• [Problem details] Would you write out the entries that follow word for word, omitting any images?

[Data records]
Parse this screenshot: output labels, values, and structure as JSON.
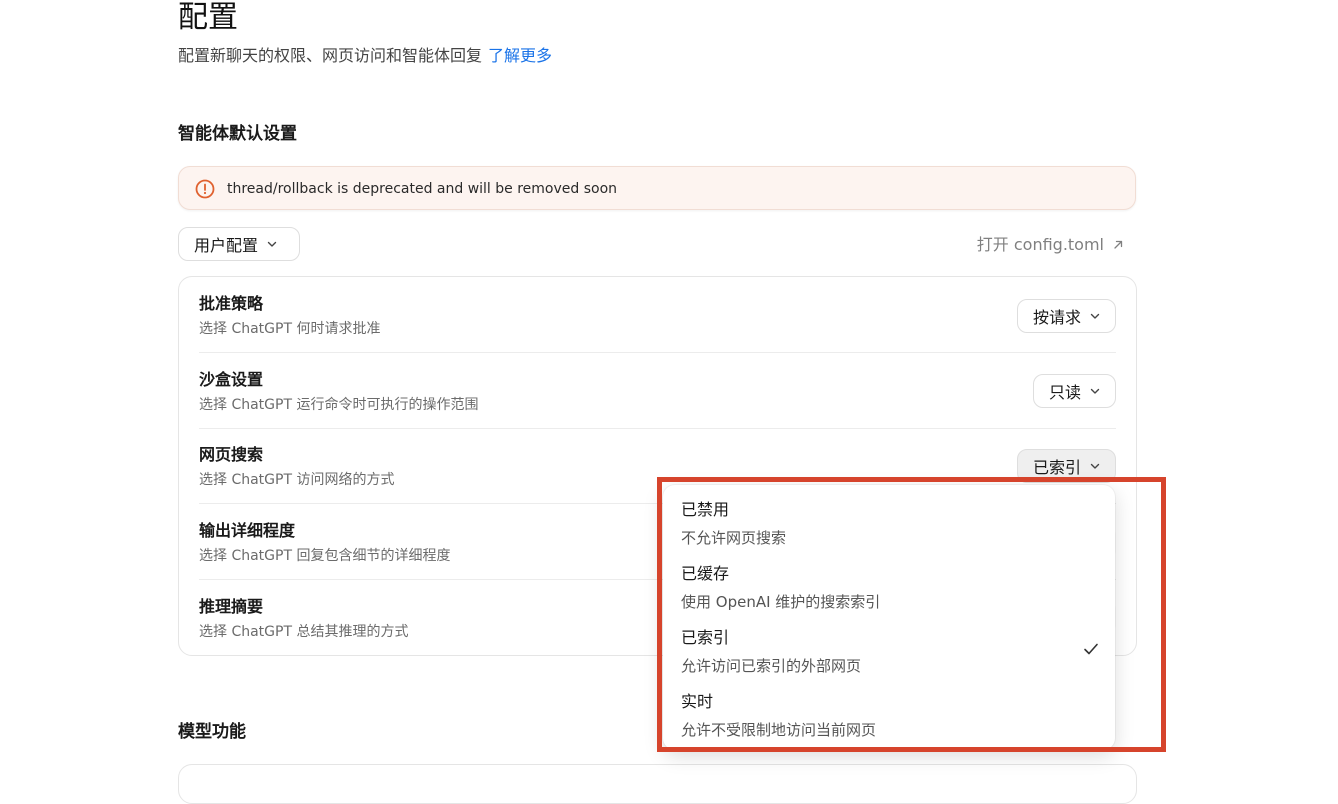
{
  "header": {
    "title": "配置",
    "subtitle": "配置新聊天的权限、网页访问和智能体回复",
    "learn_more": "了解更多"
  },
  "sections": {
    "agent_defaults": "智能体默认设置",
    "model_features": "模型功能"
  },
  "warning": {
    "text": "thread/rollback is deprecated and will be removed soon",
    "color": "#e0612f"
  },
  "scope": {
    "label": "用户配置"
  },
  "open_config": {
    "label": "打开 config.toml"
  },
  "settings": [
    {
      "label": "批准策略",
      "description": "选择 ChatGPT 何时请求批准",
      "value": "按请求"
    },
    {
      "label": "沙盒设置",
      "description": "选择 ChatGPT 运行命令时可执行的操作范围",
      "value": "只读"
    },
    {
      "label": "网页搜索",
      "description": "选择 ChatGPT 访问网络的方式",
      "value": "已索引"
    },
    {
      "label": "输出详细程度",
      "description": "选择 ChatGPT 回复包含细节的详细程度",
      "value": ""
    },
    {
      "label": "推理摘要",
      "description": "选择 ChatGPT 总结其推理的方式",
      "value": ""
    }
  ],
  "web_search_menu": {
    "options": [
      {
        "title": "已禁用",
        "description": "不允许网页搜索",
        "selected": false
      },
      {
        "title": "已缓存",
        "description": "使用 OpenAI 维护的搜索索引",
        "selected": false
      },
      {
        "title": "已索引",
        "description": "允许访问已索引的外部网页",
        "selected": true
      },
      {
        "title": "实时",
        "description": "允许不受限制地访问当前网页",
        "selected": false
      }
    ]
  },
  "colors": {
    "link": "#1a73e8",
    "highlight": "#d6442c"
  }
}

• [Output of the exercise]
Parse this screenshot: output labels, values, and structure as JSON.
{
  "header": {
    "title": "配置",
    "subtitle": "配置新聊天的权限、网页访问和智能体回复",
    "learn_more": "了解更多"
  },
  "sections": {
    "agent_defaults": "智能体默认设置",
    "model_features": "模型功能"
  },
  "warning": {
    "text": "thread/rollback is deprecated and will be removed soon",
    "color": "#e0612f"
  },
  "scope": {
    "label": "用户配置"
  },
  "open_config": {
    "label": "打开 config.toml"
  },
  "settings": [
    {
      "label": "批准策略",
      "description": "选择 ChatGPT 何时请求批准",
      "value": "按请求"
    },
    {
      "label": "沙盒设置",
      "description": "选择 ChatGPT 运行命令时可执行的操作范围",
      "value": "只读"
    },
    {
      "label": "网页搜索",
      "description": "选择 ChatGPT 访问网络的方式",
      "value": "已索引"
    },
    {
      "label": "输出详细程度",
      "description": "选择 ChatGPT 回复包含细节的详细程度",
      "value": ""
    },
    {
      "label": "推理摘要",
      "description": "选择 ChatGPT 总结其推理的方式",
      "value": ""
    }
  ],
  "web_search_menu": {
    "options": [
      {
        "title": "已禁用",
        "description": "不允许网页搜索",
        "selected": false
      },
      {
        "title": "已缓存",
        "description": "使用 OpenAI 维护的搜索索引",
        "selected": false
      },
      {
        "title": "已索引",
        "description": "允许访问已索引的外部网页",
        "selected": true
      },
      {
        "title": "实时",
        "description": "允许不受限制地访问当前网页",
        "selected": false
      }
    ]
  },
  "colors": {
    "link": "#1a73e8",
    "highlight": "#d6442c"
  }
}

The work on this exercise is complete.